3) A robin has decided to make a nest in the house. I managed to take down the half-built nest as I really don't want to have to shift a nest (it would likely be abandoned). Hopefully a home-destroying exercise has dissuaded her from our real estate, but you can't blame her excellent choice of locations! ;)

So - passed our second inspection today from what I understand (wasn't there). Inspector has requested that our structural engineer be on site for the pour to ensure the air is removed (apparently difficult to see in the ICFs), which costs a bit more, but shouldn't be too much.

Hopefully June 8th goes down as the completion of the foundation and the arrival of a new baby in my world. Would be a big day if both happen! Fingers crossed. Will post more pics later of both babies (genetic and cementitious)!

Sunday, 3 June 2012

And then there were footings...

So big day today (now yesterday since I didn't post this last night), we had our first concrete pour! Exciting times (and no, I'm not being sarcastic).


The Lafarge truck outside our place
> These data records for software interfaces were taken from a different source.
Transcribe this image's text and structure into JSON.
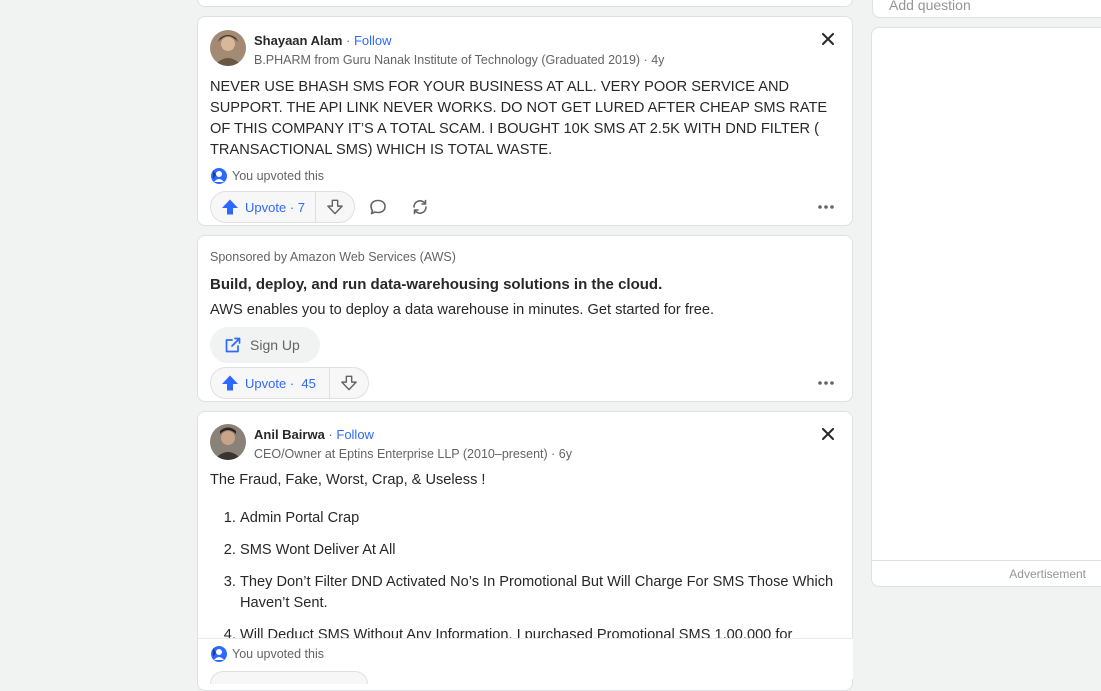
{
  "sidebar": {
    "add_question_placeholder": "Add question",
    "advertisement_label": "Advertisement"
  },
  "post1": {
    "author": "Shayaan Alam",
    "follow_label": "Follow",
    "credential": "B.PHARM from Guru Nanak Institute of Technology (Graduated 2019)",
    "age": "4y",
    "body": "NEVER USE BHASH SMS FOR YOUR BUSINESS AT ALL. VERY POOR SERVICE AND SUPPORT. THE API LINK NEVER WORKS. DO NOT GET LURED AFTER CHEAP SMS RATE OF THIS COMPANY IT’S A TOTAL SCAM. I BOUGHT 10K SMS AT 2.5K WITH DND FILTER ( TRANSACTIONAL SMS) WHICH IS TOTAL WASTE.",
    "upvoted_note": "You upvoted this",
    "upvote_label": "Upvote",
    "upvote_count": "7"
  },
  "ad": {
    "sponsor": "Sponsored by Amazon Web Services (AWS)",
    "title": "Build, deploy, and run data-warehousing solutions in the cloud.",
    "description": "AWS enables you to deploy a data warehouse in minutes. Get started for free.",
    "cta_label": "Sign Up",
    "upvote_label": "Upvote",
    "upvote_count": "45"
  },
  "post2": {
    "author": "Anil Bairwa",
    "follow_label": "Follow",
    "credential": "CEO/Owner at Eptins Enterprise LLP (2010–present)",
    "age": "6y",
    "intro": "The Fraud, Fake, Worst, Crap, & Useless !",
    "list": [
      "Admin Portal Crap",
      "SMS Wont Deliver At All",
      "They Don’t Filter DND Activated No’s In Promotional But Will Charge For SMS Those Which Haven’t Sent.",
      "Will Deduct SMS Without Any Information, I purchased Promotional SMS 1,00,000 for"
    ],
    "upvoted_note": "You upvoted this"
  },
  "colors": {
    "accent": "#2e69ff",
    "background": "#f1f2f2",
    "text": "#282829",
    "muted": "#636466"
  }
}
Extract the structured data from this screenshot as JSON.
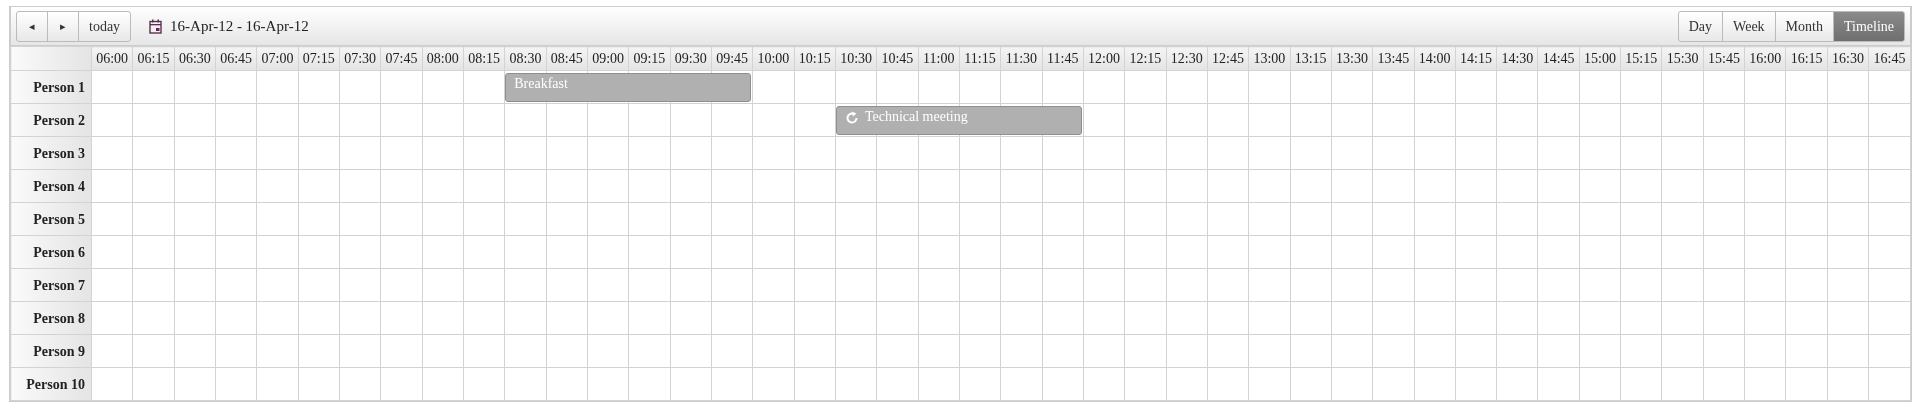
{
  "toolbar": {
    "nav_buttons": [
      "◂",
      "▸"
    ],
    "today_button": "today",
    "date_range": "16-Apr-12 - 16-Apr-12",
    "views": [
      {
        "label": "Day",
        "selected": false
      },
      {
        "label": "Week",
        "selected": false
      },
      {
        "label": "Month",
        "selected": false
      },
      {
        "label": "Timeline",
        "selected": true
      }
    ]
  },
  "timeline": {
    "columns": [
      "06:00",
      "06:15",
      "06:30",
      "06:45",
      "07:00",
      "07:15",
      "07:30",
      "07:45",
      "08:00",
      "08:15",
      "08:30",
      "08:45",
      "09:00",
      "09:15",
      "09:30",
      "09:45",
      "10:00",
      "10:15",
      "10:30",
      "10:45",
      "11:00",
      "11:15",
      "11:30",
      "11:45",
      "12:00",
      "12:15",
      "12:30",
      "12:45",
      "13:00",
      "13:15",
      "13:30",
      "13:45",
      "14:00",
      "14:15",
      "14:30",
      "14:45",
      "15:00",
      "15:15",
      "15:30",
      "15:45",
      "16:00",
      "16:15",
      "16:30",
      "16:45"
    ],
    "rows": [
      {
        "resource": "Person 1",
        "events": [
          {
            "title": "Breakfast",
            "recurring": false,
            "covers": [
              false,
              false,
              false,
              false,
              false,
              false,
              false,
              false,
              false,
              false,
              true,
              true,
              true,
              true,
              true,
              true,
              false,
              false,
              false,
              false,
              false,
              false,
              false,
              false,
              false,
              false,
              false,
              false,
              false,
              false,
              false,
              false,
              false,
              false,
              false,
              false,
              false,
              false,
              false,
              false,
              false,
              false,
              false,
              false
            ]
          }
        ]
      },
      {
        "resource": "Person 2",
        "events": [
          {
            "title": "Technical meeting",
            "recurring": true,
            "covers": [
              false,
              false,
              false,
              false,
              false,
              false,
              false,
              false,
              false,
              false,
              false,
              false,
              false,
              false,
              false,
              false,
              false,
              false,
              true,
              true,
              true,
              true,
              true,
              true,
              false,
              false,
              false,
              false,
              false,
              false,
              false,
              false,
              false,
              false,
              false,
              false,
              false,
              false,
              false,
              false,
              false,
              false,
              false,
              false
            ]
          }
        ]
      },
      {
        "resource": "Person 3"
      },
      {
        "resource": "Person 4"
      },
      {
        "resource": "Person 5"
      },
      {
        "resource": "Person 6"
      },
      {
        "resource": "Person 7"
      },
      {
        "resource": "Person 8"
      },
      {
        "resource": "Person 9"
      },
      {
        "resource": "Person 10"
      }
    ]
  }
}
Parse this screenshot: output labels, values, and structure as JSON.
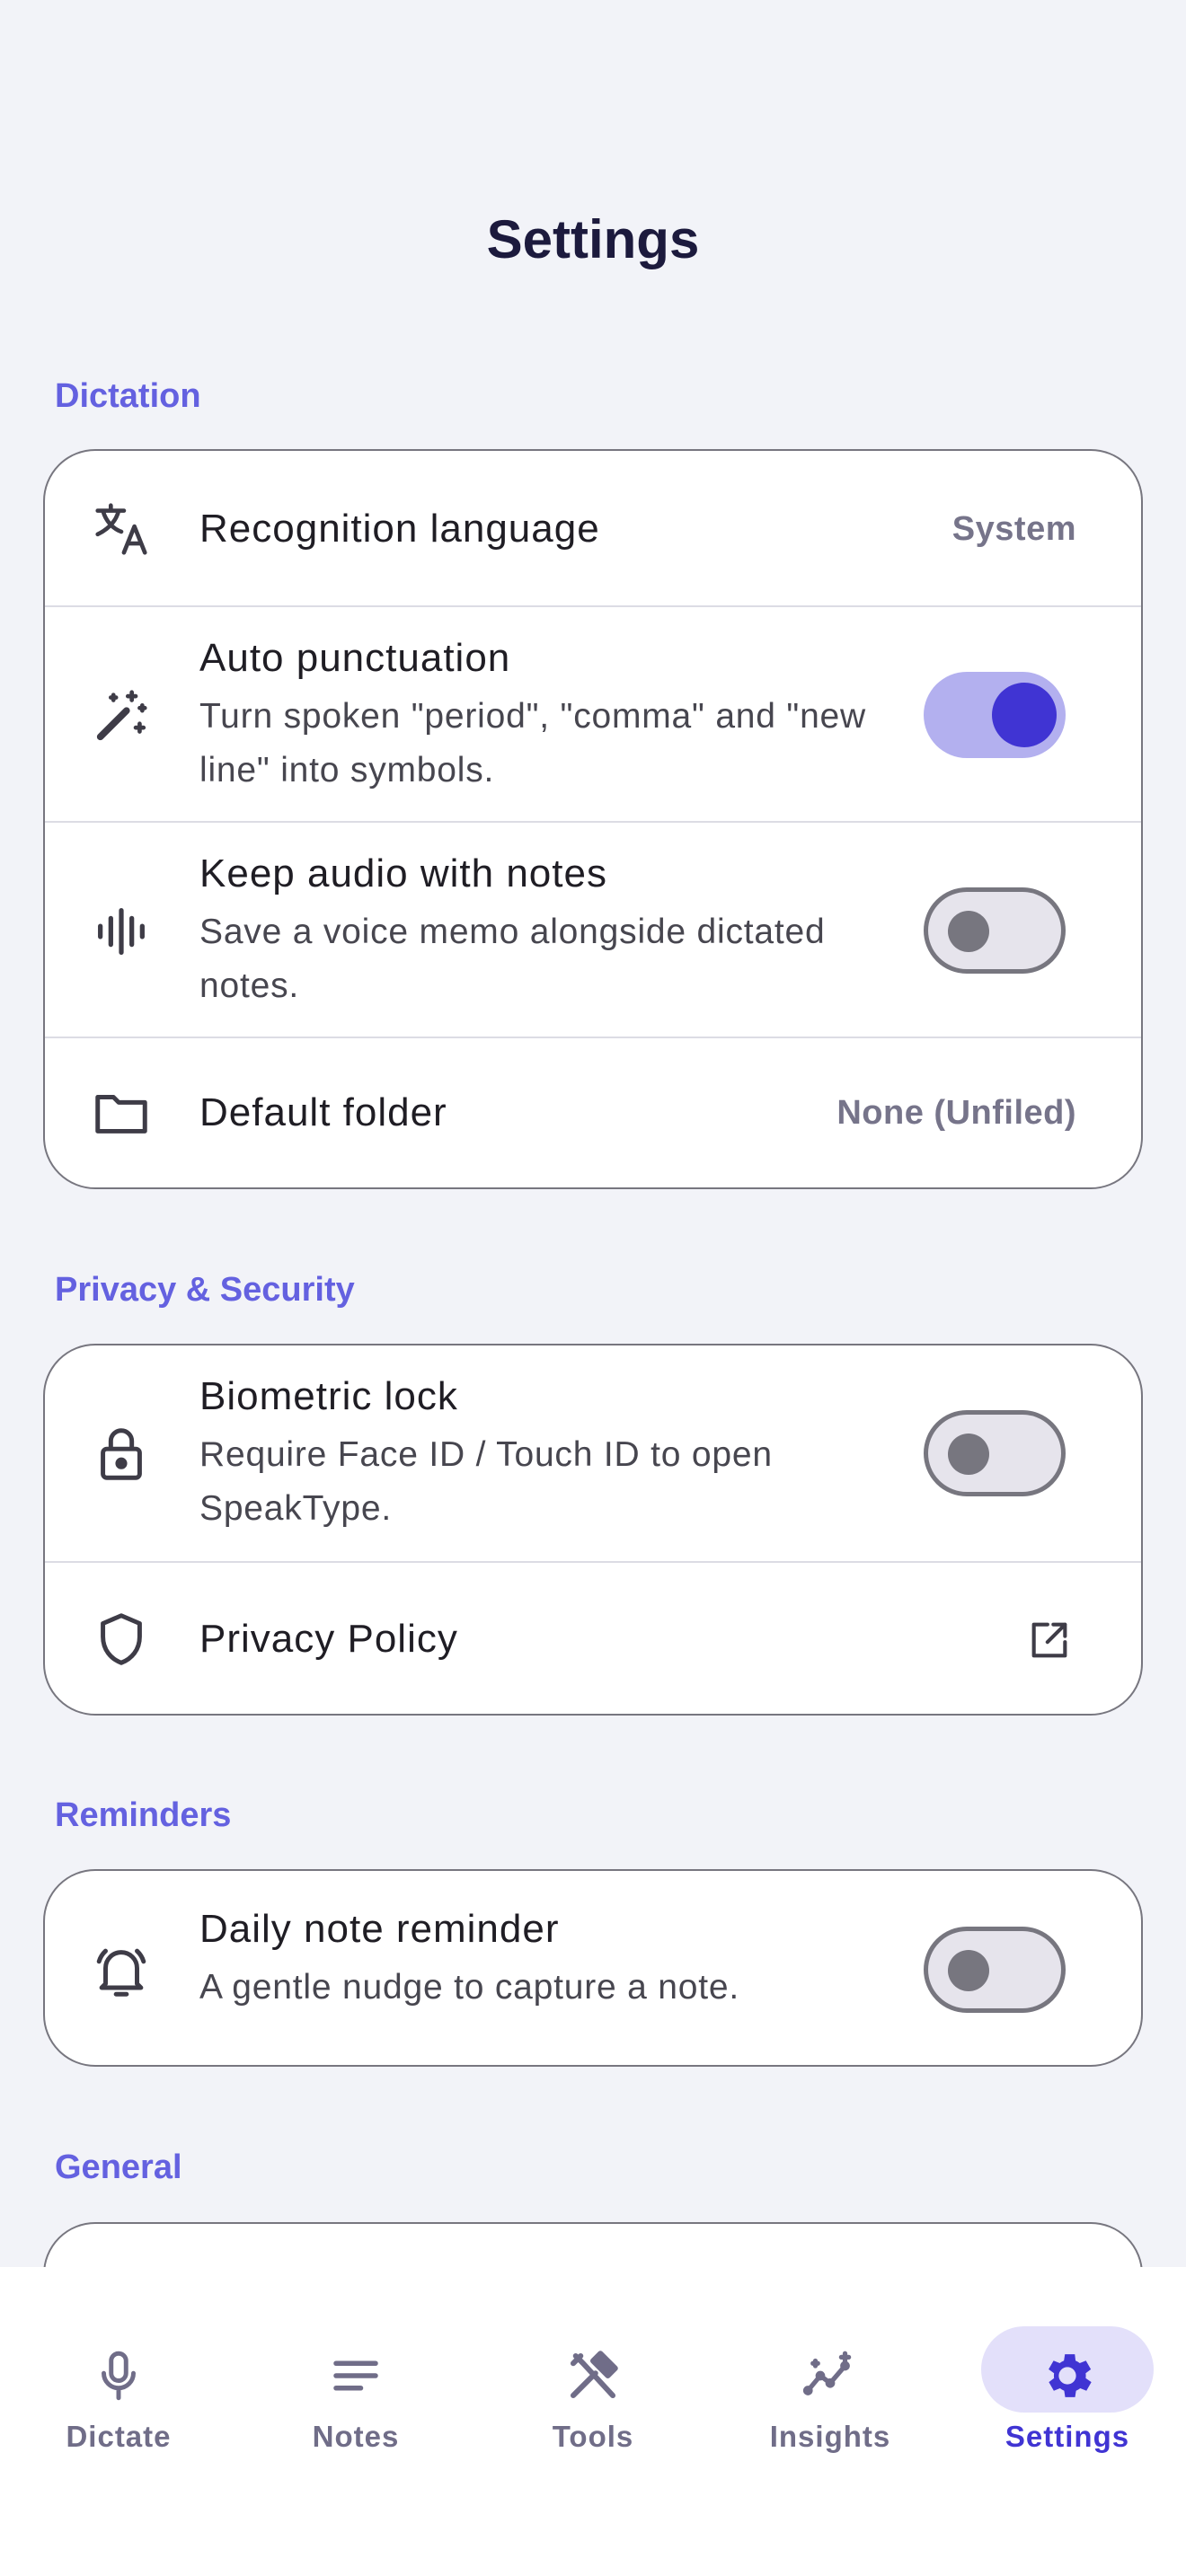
{
  "header": {
    "title": "Settings"
  },
  "sections": {
    "dictation": {
      "label": "Dictation",
      "recognition_language": {
        "title": "Recognition language",
        "value": "System"
      },
      "auto_punctuation": {
        "title": "Auto punctuation",
        "subtitle": "Turn spoken \"period\", \"comma\" and \"new line\" into symbols.",
        "enabled": true
      },
      "keep_audio": {
        "title": "Keep audio with notes",
        "subtitle": "Save a voice memo alongside dictated notes.",
        "enabled": false
      },
      "default_folder": {
        "title": "Default folder",
        "value": "None (Unfiled)"
      }
    },
    "privacy": {
      "label": "Privacy & Security",
      "biometric_lock": {
        "title": "Biometric lock",
        "subtitle": "Require Face ID / Touch ID to open SpeakType.",
        "enabled": false
      },
      "privacy_policy": {
        "title": "Privacy Policy"
      }
    },
    "reminders": {
      "label": "Reminders",
      "daily_reminder": {
        "title": "Daily note reminder",
        "subtitle": "A gentle nudge to capture a note.",
        "enabled": false
      }
    },
    "general": {
      "label": "General"
    }
  },
  "bottom_nav": {
    "items": [
      {
        "label": "Dictate",
        "icon": "microphone-icon",
        "active": false
      },
      {
        "label": "Notes",
        "icon": "notes-icon",
        "active": false
      },
      {
        "label": "Tools",
        "icon": "tools-icon",
        "active": false
      },
      {
        "label": "Insights",
        "icon": "insights-icon",
        "active": false
      },
      {
        "label": "Settings",
        "icon": "gear-icon",
        "active": true
      }
    ]
  },
  "colors": {
    "accent": "#4034d3",
    "section_label": "#6461e0",
    "background": "#f2f3f8"
  }
}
We passed both inspections (engineer & city) and so this morning, at 9:30am, the Lafarge cement truck rolled up to our place and got set to pump. We showed up just after 10am, and they were in full swing. The whole thing was fast and efficient with one person running the truck, one person running the "concrete hose" (aka. line pump), and then two others (our formers) vibrating (to remove air from the concrete) and troweling the footings level. We used 28 MPA (hardness of concrete) with 30% flyash - which is a "green" aspect to concrete (concrete's really energy-intensive to make, and fly ash is a by product from coal-fired power plants that used to go to waste...the fly ash also helps to strengthen the concrete). I opted to go for Lafarge in part because I know they've been a strong advocate on the global level for improving the carbon footprint (and other conservation issues) associated with concrete (WWF has had a partnership with them for many years now). I'm not suggesting they're perfect, but at least they're aware and trying to make a difference on a number of fronts, which is a step beyond ignoring the problem.



Fastfoot plastic sheets in place for footings

First pour!


Kristina: pregnant supervisor extraordinaire

I also opted to use Fab-Form's Fastfoot product which is basically "footing in a bag". The reasons: it results in less use of lumber, it results in less waste of concrete (attested to by the fact that we managed all of the pour in one go, despite thinking we might need some additional concrete), and it waterproofs the footings, which is a nice plus to have when you're sitting on clay at the bottom of a hill. They seemed to work really well and I'll guess I'll find out tomorrow or Monday how they look (NOTE: checked in today...looking good and hard)!


Final section of pour with Mark looking on supervising



So, we now have footings. Apparently they'll have enough strength to actually build on by tomorrow afternoon, and then cure over the course of several weeks until they reach maximum strength. On Monday, the insulated concrete forms will arrive and get set up. Hopefully that means we'll do another set of inspections on Tuesday, and the second pour on Wednesday, with backframing beginning on Thursday. At that point, the house will really start to take shape.


Footings: troweled and with rebar tied-in.


In other news:
- No baby yet
- Most of the windows are apparently ready (way ahead of schedule!) which is good...but we still need to get some other ones into production (front and rear). Hopefully we can do that soon - possibly as early as next weekend even if things go really well (though I'm not crossing my fingers on that).
- Think I've found some fir flooring that can be used to replace the damaged stuff upstairs for a few hundred dollars.
- I'm concluding that I'd like to have some storage space up in the attic and ultimately, that we'll put in an insulated shed at the rear as well.

So - wish us luck for the baby and the finishing the rest of the foundations this week!